Anyone who has ever worked with electrically energized equipment knows there's a fine line between a non-event and a fatal encounter. A single momentary lapse in judgment by you — or a co-worker — can quickly result in a life of pain and suffering. If you're lucky, you might end up adding your name to the “near-miss list” and walk away from a bad situation with no physical scars. However, I think it's what you do after this type of experience that's most important.

Near misses occur on a daily basis. Odds are you've experienced more than one or two of these yourself. Even if you're the most careful worker around, you're most likely going to encounter a dangerous situation at least once during your career.

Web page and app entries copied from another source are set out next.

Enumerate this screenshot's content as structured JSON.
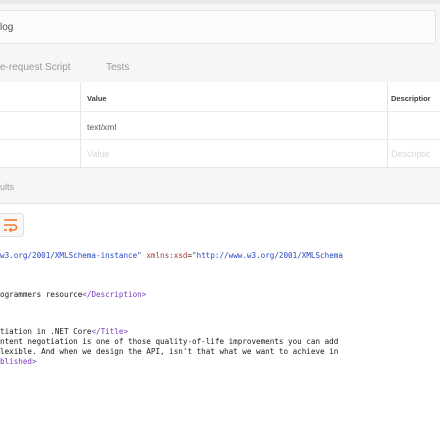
{
  "request": {
    "url_text": "log"
  },
  "subtabs": [
    "e-request Script",
    "Tests"
  ],
  "params_table": {
    "headers": {
      "value": "Value",
      "description": "Descriptior"
    },
    "rows": [
      {
        "value": "text/xml"
      }
    ],
    "placeholders": {
      "value": "Value",
      "description": "Descriptic"
    }
  },
  "results": {
    "label": "ults"
  },
  "response": {
    "line1": {
      "part1": "w3.org/2001/XMLSchema-instance\"",
      "part2": " ",
      "part3": "xmlns:xsd",
      "part4": "=",
      "part5": "\"http://www.w3.org/2001/XMLSchema"
    },
    "line2": {
      "text": "ogrammers resource",
      "tag": "</Description>"
    },
    "line3": {
      "text": "tiation in .NET Core",
      "tag": "</Title>"
    },
    "line4": "ntent negotiation is one of those quality-of-life improvements you can add",
    "line5": "lexible. And when we design the API, isn't that what we want to achieve in",
    "line6": "blished>"
  }
}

The key is to be wise enough to use the event as a learning tool, teaching others in our industry valuable lessons from your experience. That's why I believe every safety program should be outfitted with a near-miss process. Employees should be encouraged to identify and report near misses immediately, not sweep them under the rug. Once reported, your process should be set up to identify the root cause of the near miss and develop an action plan to help deter it from happening in the future. Finally, you should distribute this information to every employee in your organization. This approach will help build awareness and keep safety in the forefront of employees' minds.

Why do I feel so strongly about establishing such a program? Because anything we can do to drive down the thousands of work-related fatalities and life-altering injuries that still occur each year is a move in the right direction. Our theme for this month's issue, health and safety, supports the sharing of such important information. Anything we can do to help shed more light on this topic should help keep safety fresh in the minds of each and every one of us.

If the ultimate goal is to create a zero-injury workplace, then the latest research on electrical injury and fatality trends in the construction industry, conducted by the Electrical Safety Foundation International (ESFI), Rosslyn, Va., reveals there is still room for improvement. A summary of the group's analysis can be found in the “Workplace Accident Update” on pages 26-30 of this issue. And this month's cover story, “After Shock,” on pages 18-24, focuses on the initial treatment and aftermath of electrical shock and burn injuries, hammering home the personal tragedies associated with the life-altering effects of electrical trauma.

There's no question electrical work is a dangerous job — especially when working on energized equipment. Unlike other professions, however, electrical workers can't afford to become complacent with their work practices, even for a moment. If you do, your life can easily be altered or end in a split second. That's why your No. 1 goal should be to avoid becoming an industry statistic. Don't you agree Join me in making safety the top priority in our industry, reminding not only yourself but also your co-workers of its importance every day. We all know it's the right thing to do, but actions always speak louder than words.